Innovation was the key theme of the day at the 2017 Food, Retail and Hospitality Expo, in Citywest last Wednesday.
Some 130+ speakers across 10 seminar stages including food and drink, food retail and service, tourism and hospitality, retail, craft beer and spirits, artisan and fine foods, free from and organic foods and much more, all spoke about the importance of innovation. Or at least the 20 or so speakers I got to did.
And innovation came in all shapes, sizes and forms from product and packaging to new service delivery ideas and new market opportunities.
Here's just a taster of the views and ideas on innovation put forward by the magnetic entrepreneurs and business leaders who took to the stage;
Make it easy for people to do themselves some good.
Innocent - Innovate or Evaporate.

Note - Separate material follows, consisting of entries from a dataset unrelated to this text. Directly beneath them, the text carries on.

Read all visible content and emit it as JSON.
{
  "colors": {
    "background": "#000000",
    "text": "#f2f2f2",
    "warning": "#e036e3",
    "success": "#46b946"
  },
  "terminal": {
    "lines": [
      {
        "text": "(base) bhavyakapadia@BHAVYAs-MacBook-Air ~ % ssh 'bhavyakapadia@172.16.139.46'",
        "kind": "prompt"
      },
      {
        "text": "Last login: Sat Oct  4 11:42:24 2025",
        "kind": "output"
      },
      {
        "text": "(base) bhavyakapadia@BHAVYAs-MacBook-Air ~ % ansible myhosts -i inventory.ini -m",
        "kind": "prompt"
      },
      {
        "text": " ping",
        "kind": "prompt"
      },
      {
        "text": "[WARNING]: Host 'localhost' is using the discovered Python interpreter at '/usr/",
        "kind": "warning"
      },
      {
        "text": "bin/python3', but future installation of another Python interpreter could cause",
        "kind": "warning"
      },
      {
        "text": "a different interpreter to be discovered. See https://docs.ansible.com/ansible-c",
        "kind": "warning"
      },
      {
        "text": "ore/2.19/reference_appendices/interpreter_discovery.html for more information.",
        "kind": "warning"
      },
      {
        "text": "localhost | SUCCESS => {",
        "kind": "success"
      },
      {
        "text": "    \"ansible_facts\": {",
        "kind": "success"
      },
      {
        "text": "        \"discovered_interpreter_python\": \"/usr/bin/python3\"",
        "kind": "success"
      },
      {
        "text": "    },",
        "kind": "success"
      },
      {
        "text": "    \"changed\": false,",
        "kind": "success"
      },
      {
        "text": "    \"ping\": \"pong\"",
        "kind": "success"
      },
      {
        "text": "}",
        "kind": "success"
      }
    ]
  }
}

“Innovate or Evaporate" was the opening soundbite to Innocent's Country Manager Tim Casey's presentation. He shared one of his favourite quotes from Walt Disney “If you can dream it, you can do it" and how this summed up how the entrepreneur's brain works, the ability to keep pushing, to keep saying yes when everyone around you is saying no. It's this spirit that has driven innovation at Innocent and taken them from the simple single serve fruit smoothie and a vision to be London's favourite little food and drink company to nearly 50 SKUs across smoothies, juices and refreshments and a vision to be The Earth's favourite little food and drink company. Casey said that past performance is no indicator of future performance and encouraged the audience to be bold and push the boundaries of all products even the success stories. Casey also emphasised the need to have a guiding compass for innovation and at Innocent it's, “Make it easy for people to do themselves some good".
[Image Credit - Innocent Drinks]
Deliveroo - Ending “postcode food envy".
Adrian Young of Deliveroo excited us with some service delivery innovation set to end “postcode food envy". Deliveroo is setting up “dark kitchens", cooking spaces with just enough room for chefs and kitchen workers focused on making the ultimate at home dining experience. New chefs with exciting ideas or old high street favourites can take up residency and reach fans in new places without the cost and risk of setting up a restaurant. An innovative win-win for food services and hungry consumers.
[Image Credit - Deliveroo]
Rebel Kitchen - Free-from must self-reflect.
Some speakers such as Rosy Temple of Rebel Kitchen spoke about the need for category innovation. Rebel Kitchen is a brand with 'Bold Taste. Big Ethics. No Preaching.' Temple spoke passionately about the need for the free-from category to self-reflect, warning the growing synonymy between free-from and health could lead to misleading practices or a category resting on its laurels. She predicted that the next wave of innovation would be around clean labelling that gives people the whole picture.
[Image Credit - Rebel Kitchen]
Olytico - “If only there was a way to…"
Other speakers offered sources of innovation inspiration. Olytico, a social listening service, gave some great tips around listening out for phrases such as “If only there was a way to…", “I wish someone invented…", “Will someone please create a …" or “Will someone please build…"
[Image Credit - Olytico]
All this inspiring talk of innovation got me thinking about the role of creative agencies. Nine times out of ten, my clients pick up the phone when they want to communicate. They've already done a lot of hard work and worked through the innovation process. They've found a source of innovation and now need an exciting, big idea through which to tell the world about it.
But what if the phone rang earlier? What if client's involved the creative agency in creating innovation rather than just communicating it? Would the innovative product, service or business model look different, taste different, be served a different way or even be more successful?
I believe that there's lot to be gained by involving the creative agency early on in the innovation process. After all, many agency folk worship at the altar of originality, because invention is in our blood and is our business's bloodline.
Agency folk can also bring a helicopter view of literally hundreds of categories. And borrowing the rules of engagement from one category and applying them to a seemingly unrelated category is a great recipe for disruptive innovation. We also spend most of our time playing in the intersect between culture, consumer and commerce, searching for new synergies.
So inspired by the innovating entrepreneurs of the 2017 Food, Retail and Hospitality Expo, I'd like to pose a 'what if' question to marketers and business leaders.
What if you used your creative agency not just to make people want stuff but to make stuff people want?
Susan Kelly is Strategic Director at McCannBlue and ready for your “What if we …" call.